EXERCISE PROMPT —
Look through the listing below for lines containing "label". State how many there are, and nothing else.

AVAILABLE DATA —
☆ ☆ ☆

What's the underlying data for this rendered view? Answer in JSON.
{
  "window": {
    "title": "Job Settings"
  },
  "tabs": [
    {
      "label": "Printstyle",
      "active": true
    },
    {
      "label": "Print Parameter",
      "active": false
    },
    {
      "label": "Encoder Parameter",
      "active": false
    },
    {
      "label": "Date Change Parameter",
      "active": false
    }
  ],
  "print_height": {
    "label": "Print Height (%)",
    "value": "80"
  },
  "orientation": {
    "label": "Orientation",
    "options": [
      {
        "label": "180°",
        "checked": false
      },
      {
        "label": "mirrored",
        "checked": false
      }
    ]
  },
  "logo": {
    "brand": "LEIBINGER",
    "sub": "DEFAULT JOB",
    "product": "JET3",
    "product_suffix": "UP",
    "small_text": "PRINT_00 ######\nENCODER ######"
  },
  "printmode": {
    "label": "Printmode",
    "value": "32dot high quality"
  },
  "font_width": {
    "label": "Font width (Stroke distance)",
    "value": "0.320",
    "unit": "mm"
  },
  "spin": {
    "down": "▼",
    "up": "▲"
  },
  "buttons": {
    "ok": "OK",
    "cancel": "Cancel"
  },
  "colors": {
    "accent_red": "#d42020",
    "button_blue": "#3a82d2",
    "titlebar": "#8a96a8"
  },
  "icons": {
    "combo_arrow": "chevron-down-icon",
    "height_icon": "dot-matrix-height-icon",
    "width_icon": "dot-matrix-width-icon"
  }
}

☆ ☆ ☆

RESULT OF THIS EXERCISE —
10